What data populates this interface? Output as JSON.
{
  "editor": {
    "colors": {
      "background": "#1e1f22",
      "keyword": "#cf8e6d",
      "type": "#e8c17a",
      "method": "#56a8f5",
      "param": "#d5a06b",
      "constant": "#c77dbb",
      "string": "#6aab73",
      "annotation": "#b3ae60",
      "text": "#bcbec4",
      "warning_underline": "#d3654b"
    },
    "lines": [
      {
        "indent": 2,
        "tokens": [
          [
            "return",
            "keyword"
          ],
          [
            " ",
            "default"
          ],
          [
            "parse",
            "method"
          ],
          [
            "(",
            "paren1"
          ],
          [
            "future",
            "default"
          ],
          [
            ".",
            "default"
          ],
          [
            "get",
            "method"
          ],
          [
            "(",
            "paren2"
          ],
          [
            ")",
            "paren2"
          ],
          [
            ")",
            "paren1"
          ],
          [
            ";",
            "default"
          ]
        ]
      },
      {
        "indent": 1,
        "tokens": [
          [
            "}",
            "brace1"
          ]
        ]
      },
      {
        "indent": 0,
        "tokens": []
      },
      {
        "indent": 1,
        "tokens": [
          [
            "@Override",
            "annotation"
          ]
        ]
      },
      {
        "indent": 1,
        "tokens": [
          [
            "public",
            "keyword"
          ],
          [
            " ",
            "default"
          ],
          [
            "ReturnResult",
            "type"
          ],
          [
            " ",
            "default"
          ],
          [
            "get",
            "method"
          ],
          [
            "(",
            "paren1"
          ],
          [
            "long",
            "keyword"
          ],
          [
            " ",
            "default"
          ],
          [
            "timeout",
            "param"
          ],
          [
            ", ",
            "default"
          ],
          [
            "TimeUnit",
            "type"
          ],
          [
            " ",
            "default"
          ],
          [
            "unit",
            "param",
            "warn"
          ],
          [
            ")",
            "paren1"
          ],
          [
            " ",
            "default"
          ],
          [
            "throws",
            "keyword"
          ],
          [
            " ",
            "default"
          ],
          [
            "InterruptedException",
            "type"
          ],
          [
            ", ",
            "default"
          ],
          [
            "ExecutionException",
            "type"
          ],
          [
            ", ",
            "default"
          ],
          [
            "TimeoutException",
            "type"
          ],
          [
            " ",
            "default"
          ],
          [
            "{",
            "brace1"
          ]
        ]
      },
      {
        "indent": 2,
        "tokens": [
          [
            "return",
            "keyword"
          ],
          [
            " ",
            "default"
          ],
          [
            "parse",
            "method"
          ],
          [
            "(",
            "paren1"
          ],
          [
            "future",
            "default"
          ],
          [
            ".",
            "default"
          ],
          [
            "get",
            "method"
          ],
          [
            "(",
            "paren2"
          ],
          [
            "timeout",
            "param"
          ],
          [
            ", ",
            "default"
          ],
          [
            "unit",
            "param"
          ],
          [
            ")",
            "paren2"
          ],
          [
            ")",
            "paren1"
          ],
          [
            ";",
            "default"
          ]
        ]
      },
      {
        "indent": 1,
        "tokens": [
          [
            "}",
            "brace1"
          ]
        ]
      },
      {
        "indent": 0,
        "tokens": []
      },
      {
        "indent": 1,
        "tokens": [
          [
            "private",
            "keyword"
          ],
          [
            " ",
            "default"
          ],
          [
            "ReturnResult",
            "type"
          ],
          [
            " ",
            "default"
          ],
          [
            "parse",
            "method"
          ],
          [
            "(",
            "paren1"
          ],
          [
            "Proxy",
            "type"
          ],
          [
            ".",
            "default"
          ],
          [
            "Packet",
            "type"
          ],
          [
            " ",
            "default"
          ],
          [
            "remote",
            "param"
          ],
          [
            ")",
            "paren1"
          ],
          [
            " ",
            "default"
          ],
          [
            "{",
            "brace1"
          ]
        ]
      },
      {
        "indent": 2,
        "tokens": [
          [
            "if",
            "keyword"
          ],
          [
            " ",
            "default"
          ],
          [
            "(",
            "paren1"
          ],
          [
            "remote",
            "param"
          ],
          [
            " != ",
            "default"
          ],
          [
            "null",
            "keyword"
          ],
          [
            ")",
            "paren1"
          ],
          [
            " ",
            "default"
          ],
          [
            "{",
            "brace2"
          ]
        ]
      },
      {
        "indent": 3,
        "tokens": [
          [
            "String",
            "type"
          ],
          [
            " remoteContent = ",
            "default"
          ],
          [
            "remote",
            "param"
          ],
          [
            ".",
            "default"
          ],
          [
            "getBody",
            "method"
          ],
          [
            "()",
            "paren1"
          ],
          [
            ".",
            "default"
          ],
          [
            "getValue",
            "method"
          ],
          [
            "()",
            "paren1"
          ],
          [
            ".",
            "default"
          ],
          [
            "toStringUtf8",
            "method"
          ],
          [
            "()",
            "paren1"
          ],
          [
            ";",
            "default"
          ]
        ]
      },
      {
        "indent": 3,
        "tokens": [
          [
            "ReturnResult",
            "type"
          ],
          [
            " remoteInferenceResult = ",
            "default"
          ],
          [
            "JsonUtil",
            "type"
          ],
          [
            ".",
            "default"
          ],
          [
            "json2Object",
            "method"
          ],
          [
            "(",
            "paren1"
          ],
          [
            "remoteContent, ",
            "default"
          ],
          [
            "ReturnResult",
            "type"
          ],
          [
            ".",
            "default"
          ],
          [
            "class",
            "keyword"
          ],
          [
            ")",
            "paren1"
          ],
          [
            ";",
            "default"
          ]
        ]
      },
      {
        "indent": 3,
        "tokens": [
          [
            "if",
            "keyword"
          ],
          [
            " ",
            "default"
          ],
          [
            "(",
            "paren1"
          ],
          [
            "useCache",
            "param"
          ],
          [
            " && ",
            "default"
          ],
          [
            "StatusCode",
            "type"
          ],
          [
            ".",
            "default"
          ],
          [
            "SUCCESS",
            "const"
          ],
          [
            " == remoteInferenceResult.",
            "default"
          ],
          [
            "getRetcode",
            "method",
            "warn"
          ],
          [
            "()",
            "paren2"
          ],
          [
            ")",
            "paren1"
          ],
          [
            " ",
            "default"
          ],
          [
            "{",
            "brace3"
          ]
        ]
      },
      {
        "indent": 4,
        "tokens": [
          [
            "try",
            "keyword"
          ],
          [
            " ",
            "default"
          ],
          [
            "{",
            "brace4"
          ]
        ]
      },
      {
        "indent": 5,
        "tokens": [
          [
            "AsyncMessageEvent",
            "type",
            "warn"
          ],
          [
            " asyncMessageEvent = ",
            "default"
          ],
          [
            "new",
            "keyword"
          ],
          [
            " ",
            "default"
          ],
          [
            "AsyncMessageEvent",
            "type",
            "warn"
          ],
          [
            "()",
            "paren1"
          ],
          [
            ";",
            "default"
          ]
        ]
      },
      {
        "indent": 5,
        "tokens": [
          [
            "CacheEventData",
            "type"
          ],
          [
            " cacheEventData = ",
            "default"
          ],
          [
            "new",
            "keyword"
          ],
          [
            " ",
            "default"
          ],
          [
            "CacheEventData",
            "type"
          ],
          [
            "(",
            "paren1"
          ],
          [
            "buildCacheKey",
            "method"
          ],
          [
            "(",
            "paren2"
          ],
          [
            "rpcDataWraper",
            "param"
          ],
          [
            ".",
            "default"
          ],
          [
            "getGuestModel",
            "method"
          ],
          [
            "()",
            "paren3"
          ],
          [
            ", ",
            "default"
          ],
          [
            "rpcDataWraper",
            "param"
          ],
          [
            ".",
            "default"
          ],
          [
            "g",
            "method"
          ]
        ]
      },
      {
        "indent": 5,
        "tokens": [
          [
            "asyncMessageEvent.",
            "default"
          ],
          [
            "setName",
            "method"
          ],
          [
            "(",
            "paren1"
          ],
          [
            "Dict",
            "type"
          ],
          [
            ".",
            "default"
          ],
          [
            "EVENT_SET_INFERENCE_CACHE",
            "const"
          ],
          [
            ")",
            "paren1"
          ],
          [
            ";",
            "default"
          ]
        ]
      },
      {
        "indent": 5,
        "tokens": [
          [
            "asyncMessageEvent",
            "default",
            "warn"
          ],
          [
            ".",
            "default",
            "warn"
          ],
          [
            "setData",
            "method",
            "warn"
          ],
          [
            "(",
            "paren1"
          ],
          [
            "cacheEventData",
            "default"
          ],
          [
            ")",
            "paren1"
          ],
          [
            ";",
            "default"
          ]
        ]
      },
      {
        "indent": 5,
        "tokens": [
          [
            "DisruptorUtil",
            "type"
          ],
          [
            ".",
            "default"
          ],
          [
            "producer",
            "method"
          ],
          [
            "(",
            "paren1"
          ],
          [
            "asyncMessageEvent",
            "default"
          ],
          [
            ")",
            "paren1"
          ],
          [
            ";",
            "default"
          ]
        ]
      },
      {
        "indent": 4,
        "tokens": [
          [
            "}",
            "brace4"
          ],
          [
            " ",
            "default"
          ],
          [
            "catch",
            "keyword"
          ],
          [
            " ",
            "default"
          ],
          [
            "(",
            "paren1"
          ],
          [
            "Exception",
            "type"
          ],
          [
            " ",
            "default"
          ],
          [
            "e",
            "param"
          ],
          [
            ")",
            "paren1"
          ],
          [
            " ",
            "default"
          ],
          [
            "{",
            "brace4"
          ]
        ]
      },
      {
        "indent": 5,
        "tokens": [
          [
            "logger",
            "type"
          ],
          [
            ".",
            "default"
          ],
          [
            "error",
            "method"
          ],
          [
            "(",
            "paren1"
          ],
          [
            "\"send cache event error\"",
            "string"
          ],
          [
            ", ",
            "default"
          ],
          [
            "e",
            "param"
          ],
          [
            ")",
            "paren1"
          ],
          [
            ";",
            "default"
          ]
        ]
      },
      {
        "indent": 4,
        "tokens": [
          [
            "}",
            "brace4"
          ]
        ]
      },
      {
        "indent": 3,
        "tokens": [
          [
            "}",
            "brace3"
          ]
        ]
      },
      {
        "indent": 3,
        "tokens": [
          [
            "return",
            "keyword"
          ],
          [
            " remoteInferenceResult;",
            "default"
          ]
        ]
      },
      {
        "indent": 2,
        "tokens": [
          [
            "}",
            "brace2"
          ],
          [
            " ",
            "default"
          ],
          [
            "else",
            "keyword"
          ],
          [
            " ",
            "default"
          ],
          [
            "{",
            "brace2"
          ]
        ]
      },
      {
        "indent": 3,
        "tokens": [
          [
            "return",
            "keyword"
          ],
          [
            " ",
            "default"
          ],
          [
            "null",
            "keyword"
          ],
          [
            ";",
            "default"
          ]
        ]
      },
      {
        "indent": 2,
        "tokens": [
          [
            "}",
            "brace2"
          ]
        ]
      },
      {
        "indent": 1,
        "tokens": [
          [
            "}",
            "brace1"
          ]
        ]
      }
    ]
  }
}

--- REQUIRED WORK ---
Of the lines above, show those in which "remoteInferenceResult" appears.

--- ANSWER FOR THE TASK ---
            " remoteInferenceResult = ",
            " == remoteInferenceResult.",
            " remoteInferenceResult;",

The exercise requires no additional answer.